TABLE TENNIS

COMPETITION

British Colleges Sport runs Table Tennis events at our National Championships for our full member Colleges. Each region will have participants representing them in the following events:

 

  • Men's and Women's Singles
  • Men's and Women's Doubles 
  • Mixed Doubles



FE Colleges have the opportunity to represent their region in the National Championships run by British Colleges Sport.  Please visit:  http://champs.bcsport.org - our micro site which covers all things in relation to our Regional and National championships events.

 

 


THE ORIGINS OF TABLE TENNIS

Table Tennis 1Table Tennis, like many other sports, Table Tennis began as a mild social diversion.

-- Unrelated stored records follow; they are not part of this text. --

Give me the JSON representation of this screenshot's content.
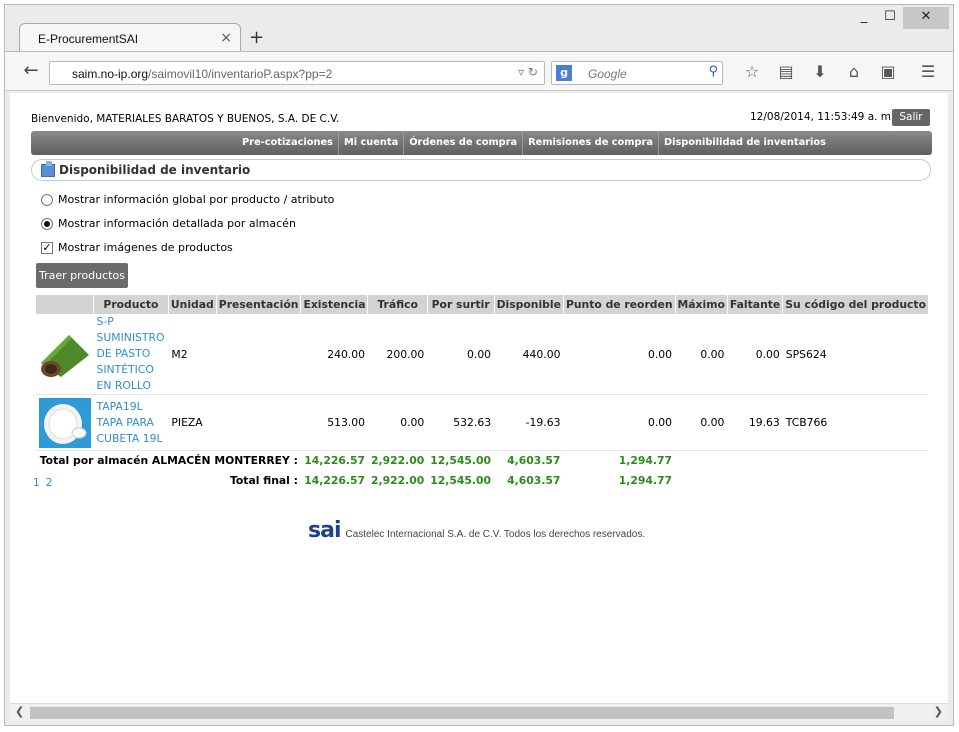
{
  "browser": {
    "tab_title": "E-ProcurementSAI",
    "tab_close": "×",
    "new_tab": "+",
    "url_host": "saim.no-ip.org",
    "url_path": "/saimovil10/inventarioP.aspx?pp=2",
    "url_prefix": "",
    "search_placeholder": "Google",
    "search_engine_icon": "google-icon",
    "min": "_",
    "max": "☐",
    "close": "✕"
  },
  "header": {
    "welcome": "Bienvenido, MATERIALES BARATOS Y BUENOS, S.A. DE C.V.",
    "datetime": "12/08/2014, 11:53:49 a. m.",
    "logout_label": "Salir"
  },
  "menu": {
    "items": [
      "Pre-cotizaciones",
      "Mi cuenta",
      "Órdenes de compra",
      "Remisiones de compra",
      "Disponibilidad de inventarios"
    ]
  },
  "section": {
    "title": "Disponibilidad de inventario"
  },
  "options": {
    "global": "Mostrar información global por producto / atributo",
    "detallada": "Mostrar información detallada por almacén",
    "imagenes": "Mostrar imágenes de productos",
    "selected": "detallada",
    "imagenes_checked": true
  },
  "actions": {
    "traer_label": "Traer productos"
  },
  "table": {
    "headers": [
      "",
      "Producto",
      "Unidad",
      "Presentación",
      "Existencia",
      "Tráfico",
      "Por surtir",
      "Disponible",
      "Punto de reorden",
      "Máximo",
      "Faltante",
      "Su código del producto"
    ],
    "rows": [
      {
        "code": "S-P",
        "name1": "SUMINISTRO DE PASTO",
        "name2": "SINTÉTICO EN ROLLO",
        "unidad": "M2",
        "presentacion": "",
        "existencia": "240.00",
        "trafico": "200.00",
        "por_surtir": "0.00",
        "disponible": "440.00",
        "punto_reorden": "0.00",
        "maximo": "0.00",
        "faltante": "0.00",
        "su_codigo": "SPS624"
      },
      {
        "code": "TAPA19L",
        "name1": "TAPA PARA CUBETA 19L",
        "name2": "",
        "unidad": "PIEZA",
        "presentacion": "",
        "existencia": "513.00",
        "trafico": "0.00",
        "por_surtir": "532.63",
        "disponible": "-19.63",
        "punto_reorden": "0.00",
        "maximo": "0.00",
        "faltante": "19.63",
        "su_codigo": "TCB766"
      }
    ],
    "total_almacen": {
      "label": "Total por almacén ALMACÉN MONTERREY :",
      "existencia": "14,226.57",
      "trafico": "2,922.00",
      "por_surtir": "12,545.00",
      "disponible": "4,603.57",
      "punto_reorden": "1,294.77"
    },
    "total_final": {
      "label": "Total final :",
      "existencia": "14,226.57",
      "trafico": "2,922.00",
      "por_surtir": "12,545.00",
      "disponible": "4,603.57",
      "punto_reorden": "1,294.77"
    }
  },
  "pager": {
    "pages": [
      "1",
      "2"
    ]
  },
  "footer": {
    "logo_text": "sai",
    "copyright": "Castelec Internacional S.A. de C.V. Todos los derechos reservados."
  },
  "colors": {
    "menu_bg": "#6f6f6f",
    "link": "#2f8ed0",
    "total_green": "#2d8a1c",
    "logo_blue": "#1f3f8f"
  }
}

It was probably played with improvised equipment in England, during the last quarter of the 19th century. Though Table Tennis evolved, along with Badminton and Lawn Tennis, from the ancient game of Tennis, the game was developed after Lawn Tennis became popular in the 1880s.

 

The first use of the name "Table Tennis" appeared on a board and dice game in 1887 by J.H.Singer of New York. This probably accounts for the mysterious entry in the George S. Parker game catalogue of the same year: "Table Tennis: This game is laid out like a Lawn Tennis court, played and counted just the same, all the rules being observed."

 

The earliest evidence extant of an action game of Tennis on a table is a set
made by David Foster, patented in England in 1890: Parlour Table Games, which
included table versions of Lawn Tennis, Cricket and Football. This game featured
strung rackets, a 30mm cloth covered rubber ball, a wooden fence set up around
the perimeter of the table, and large side nets extending along both sides.

 

One year later famous game makers John Jaques of London released their GOSSIMA game. This game borrowed the drum style battledores from the Shuttlecock game, and used a 50mm webbed wrapped cork ball, with an amazing 30cm high net!

 

Neither of these action games were successful, due to the ineffective ball: the rubber ball had too wild a bounce, while the cork ball had too poor a bounce. So the concept was shelved until 1900, when the celluloid ball was introduced to the game. Jaques revived the older Gossima game but changed the name to "Gossima or Ping Pong".

 

The name Ping Pong was derived from the sound of the ball bouncing off the drum battledores, each of which had a slightly different sound. The higher pitched sound suggested Ping, the lower pitch, Pong. This can still be demonstrated today using the antique battledores!

 

The game quickly caught on with the public, marketed under many different names including Ping Pong, Gossima, Whiff Waff, Pim-Pam, Tennis de Salon and others.

 

Gradually the two most popular names prevailed: Ping Pong, and Table Tennis. However, these competing names caused some problems, as two associations were formed, and with different rules for the game some confusion resulted. Ping Pong was trademarked in 1900 by Hamley Brothers in England, and soon afterwards Hamleys became "jointly concerned" with Jaques. They rigorously enforced the Ping Pong trademark, requiring use of their Ping Pong equipment in tournaments and clubs. Parker Brothers, who acquired the American rights to the name Ping Pong, similarly enforced the trademark. Eventually it became clear that for the sport to move forward, the commercial ties had to be severed.